Look through the material below and report every line that includes "icon".

----------------

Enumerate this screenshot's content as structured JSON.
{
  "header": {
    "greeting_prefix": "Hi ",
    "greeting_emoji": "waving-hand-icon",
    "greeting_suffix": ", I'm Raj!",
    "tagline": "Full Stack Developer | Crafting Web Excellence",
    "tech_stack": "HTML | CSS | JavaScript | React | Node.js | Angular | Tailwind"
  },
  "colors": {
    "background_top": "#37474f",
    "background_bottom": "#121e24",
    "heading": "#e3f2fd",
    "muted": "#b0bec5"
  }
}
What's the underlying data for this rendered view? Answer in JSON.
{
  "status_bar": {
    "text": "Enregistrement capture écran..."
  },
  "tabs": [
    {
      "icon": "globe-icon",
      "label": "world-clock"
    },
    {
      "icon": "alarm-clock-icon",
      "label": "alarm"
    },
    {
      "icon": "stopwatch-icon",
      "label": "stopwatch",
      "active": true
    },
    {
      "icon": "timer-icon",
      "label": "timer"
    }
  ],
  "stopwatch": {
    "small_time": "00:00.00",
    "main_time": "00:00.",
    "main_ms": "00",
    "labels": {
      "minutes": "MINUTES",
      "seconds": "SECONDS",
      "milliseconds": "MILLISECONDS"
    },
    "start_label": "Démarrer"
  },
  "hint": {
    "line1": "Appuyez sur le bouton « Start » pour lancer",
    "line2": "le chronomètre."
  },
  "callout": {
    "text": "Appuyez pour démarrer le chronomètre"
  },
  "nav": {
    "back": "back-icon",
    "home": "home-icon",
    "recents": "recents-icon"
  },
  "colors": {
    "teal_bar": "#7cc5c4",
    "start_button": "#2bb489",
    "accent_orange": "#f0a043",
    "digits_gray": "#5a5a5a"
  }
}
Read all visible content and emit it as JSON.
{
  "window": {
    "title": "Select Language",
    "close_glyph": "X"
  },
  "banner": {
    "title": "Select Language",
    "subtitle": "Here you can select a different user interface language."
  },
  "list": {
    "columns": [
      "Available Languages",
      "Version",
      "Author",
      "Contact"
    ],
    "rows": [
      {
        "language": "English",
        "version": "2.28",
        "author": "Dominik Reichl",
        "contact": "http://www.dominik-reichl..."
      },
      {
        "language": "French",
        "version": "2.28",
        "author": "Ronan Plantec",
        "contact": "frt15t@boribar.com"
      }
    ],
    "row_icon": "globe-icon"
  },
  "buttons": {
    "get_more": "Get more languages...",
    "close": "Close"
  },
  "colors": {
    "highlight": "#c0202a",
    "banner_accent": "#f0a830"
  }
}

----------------

• _Final answer_:
    "greeting_emoji": "waving-hand-icon",
      "icon": "globe-icon",
      "icon": "alarm-clock-icon",
      "icon": "stopwatch-icon",
      "icon": "timer-icon",
    "back": "back-icon",
    "home": "home-icon",
    "recents": "recents-icon"
    "row_icon": "globe-icon"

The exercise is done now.